mike squires
12-02-2002, 10:20 PM
can't the baseball hall of fame simply have a section with ball players whom have have carreers cut short, with plaque and memorbillia? just a tought

jortafan
12-03-2002, 02:13 AM
Originally posted by idseer
i could be wrong, but i remember this as ... someone WANTED to put munson on the list a la clemente but the idea was voted down. i remember a lot of people upset that, just because a special case was made once, the floodgates might open.
anyone know for sure?

That's what I originally thought too. But it turns out that Munson did get on the ballot earlier than he otherwise would have, and that is what caused the uproar. The bottom line, though, is that he never got in, and now his eligibility is used up, unless the new veterans committee of players decides to give him a shot. Somehow, I can't see him getting Carlton Fisk's vote.

MisterB
12-03-2002, 04:46 PM
The only eligibility requirements to be on the HOF ballot are:

1) Minimum 10 seasons in the Majors
2) Have been retired for 5 years (which is waived if the player dies before then)

Kile had played 12 1/2 seasons, Munson 11 and Bostock only 4. Career performance only matters for election into the Hall, but any player who meets those 2 conditions gets on the ballot.

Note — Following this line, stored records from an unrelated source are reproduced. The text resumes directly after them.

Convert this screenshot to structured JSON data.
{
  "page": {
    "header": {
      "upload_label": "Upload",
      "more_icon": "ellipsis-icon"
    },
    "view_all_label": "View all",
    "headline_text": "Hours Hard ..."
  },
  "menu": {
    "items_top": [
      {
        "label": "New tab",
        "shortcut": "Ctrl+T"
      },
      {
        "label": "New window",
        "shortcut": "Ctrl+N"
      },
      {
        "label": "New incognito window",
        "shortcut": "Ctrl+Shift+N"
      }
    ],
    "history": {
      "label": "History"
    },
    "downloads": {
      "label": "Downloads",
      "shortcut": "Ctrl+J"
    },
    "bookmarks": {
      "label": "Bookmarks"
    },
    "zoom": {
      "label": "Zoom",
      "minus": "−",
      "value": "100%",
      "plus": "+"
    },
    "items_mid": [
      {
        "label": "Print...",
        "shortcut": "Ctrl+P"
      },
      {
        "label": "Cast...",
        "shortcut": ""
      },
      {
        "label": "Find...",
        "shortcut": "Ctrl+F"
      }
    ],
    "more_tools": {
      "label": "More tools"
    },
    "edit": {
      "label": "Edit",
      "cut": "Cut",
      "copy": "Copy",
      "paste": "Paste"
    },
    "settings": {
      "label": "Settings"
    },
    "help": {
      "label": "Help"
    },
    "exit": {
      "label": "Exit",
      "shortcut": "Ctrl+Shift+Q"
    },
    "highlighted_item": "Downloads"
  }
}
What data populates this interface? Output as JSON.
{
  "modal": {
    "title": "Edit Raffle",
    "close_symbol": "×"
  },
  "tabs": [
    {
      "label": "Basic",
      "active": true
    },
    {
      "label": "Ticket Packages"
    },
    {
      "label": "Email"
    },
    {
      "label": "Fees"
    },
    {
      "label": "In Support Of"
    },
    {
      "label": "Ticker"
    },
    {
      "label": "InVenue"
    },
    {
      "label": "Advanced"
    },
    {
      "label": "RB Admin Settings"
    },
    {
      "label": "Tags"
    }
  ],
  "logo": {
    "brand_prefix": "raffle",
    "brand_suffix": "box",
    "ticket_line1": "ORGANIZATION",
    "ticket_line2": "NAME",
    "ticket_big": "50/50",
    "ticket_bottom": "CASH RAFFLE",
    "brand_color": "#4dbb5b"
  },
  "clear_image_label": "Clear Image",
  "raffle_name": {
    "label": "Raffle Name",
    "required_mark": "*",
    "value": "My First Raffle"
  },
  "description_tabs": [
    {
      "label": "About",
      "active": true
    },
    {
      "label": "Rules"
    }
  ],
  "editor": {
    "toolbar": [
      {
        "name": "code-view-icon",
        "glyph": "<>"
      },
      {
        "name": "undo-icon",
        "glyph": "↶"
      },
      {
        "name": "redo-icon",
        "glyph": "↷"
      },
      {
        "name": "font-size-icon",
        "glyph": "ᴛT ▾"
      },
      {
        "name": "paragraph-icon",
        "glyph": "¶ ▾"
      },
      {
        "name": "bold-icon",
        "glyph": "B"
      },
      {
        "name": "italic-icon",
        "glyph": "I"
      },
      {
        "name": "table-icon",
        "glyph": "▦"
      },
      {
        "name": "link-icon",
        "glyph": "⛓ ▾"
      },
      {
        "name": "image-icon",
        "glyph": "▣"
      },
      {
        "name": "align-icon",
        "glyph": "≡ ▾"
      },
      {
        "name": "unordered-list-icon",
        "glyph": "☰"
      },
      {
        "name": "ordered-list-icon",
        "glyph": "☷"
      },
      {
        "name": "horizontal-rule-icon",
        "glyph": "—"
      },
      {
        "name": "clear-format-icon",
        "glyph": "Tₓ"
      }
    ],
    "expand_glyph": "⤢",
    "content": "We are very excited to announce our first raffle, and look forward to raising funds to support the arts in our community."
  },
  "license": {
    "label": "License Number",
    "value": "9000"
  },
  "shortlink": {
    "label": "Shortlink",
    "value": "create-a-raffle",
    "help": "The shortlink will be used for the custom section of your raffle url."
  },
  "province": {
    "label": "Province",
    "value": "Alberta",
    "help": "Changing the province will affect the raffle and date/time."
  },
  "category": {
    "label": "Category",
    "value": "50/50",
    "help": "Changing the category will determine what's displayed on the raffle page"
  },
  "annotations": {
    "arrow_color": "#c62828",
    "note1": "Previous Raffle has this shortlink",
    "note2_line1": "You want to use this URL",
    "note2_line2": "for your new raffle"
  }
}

34 Inch Stick
12-04-2002, 08:55 AM
Is that death waiver really a part of the criteria. If so that answers my question very quickly. If not, there was no glaring need to honor Darryl Kile with the gesture. If anything, putting him on the ballot in 5 years would reinvigorate his memory for the baseball world.

Paulwny
12-04-2002, 10:06 AM
Originally posted by 34 Inch Stick
Is that death waiver really a part of the criteria. If so that answers my question very quickly. If not, there was no glaring need to honor Darryl Kile with the gesture. If anything, putting him on the ballot in 5 years would reinvigorate his memory for the baseball world.

From the HOF:
3. Eligible Candidates Candidates to be eligible must meet the following requirements:

a)A baseball player must have been active as a player in the Major Leagues at some time during a period beginning twenty (20) years before and ending five (5) years prior to election.

b)Player must have played in each of ten (10) Major League championship seasons, some part of which must have been within the period described in 3 (A).

c)Player shall have ceased to be an active player in the Major Leagues at least five (5) calendar years preceding the election but may be otherwise connected with baseball.

d)In case of the death of an active player or a player who has been retired for less than five (5) full years, a candidate who is otherwise eligible shall be eligible in the next regular election held at least six (6) months after the date of death or after the end of the five (5) year period, whichever occurs first.

e)Any player on Baseball's ineligible list shall not be an eligible candidate.

34 Inch Stick
12-04-2002, 10:23 AM
That seems to clear it up. Thanks. I don't know why death would be a factor for making a player eligible but if that's the rule, Kile fits.

When you think about it death is a good reason for making the HOF wait 5 years to vote. A five year wait takes away sentimentality and refocuses on actualy baseball accomplishment.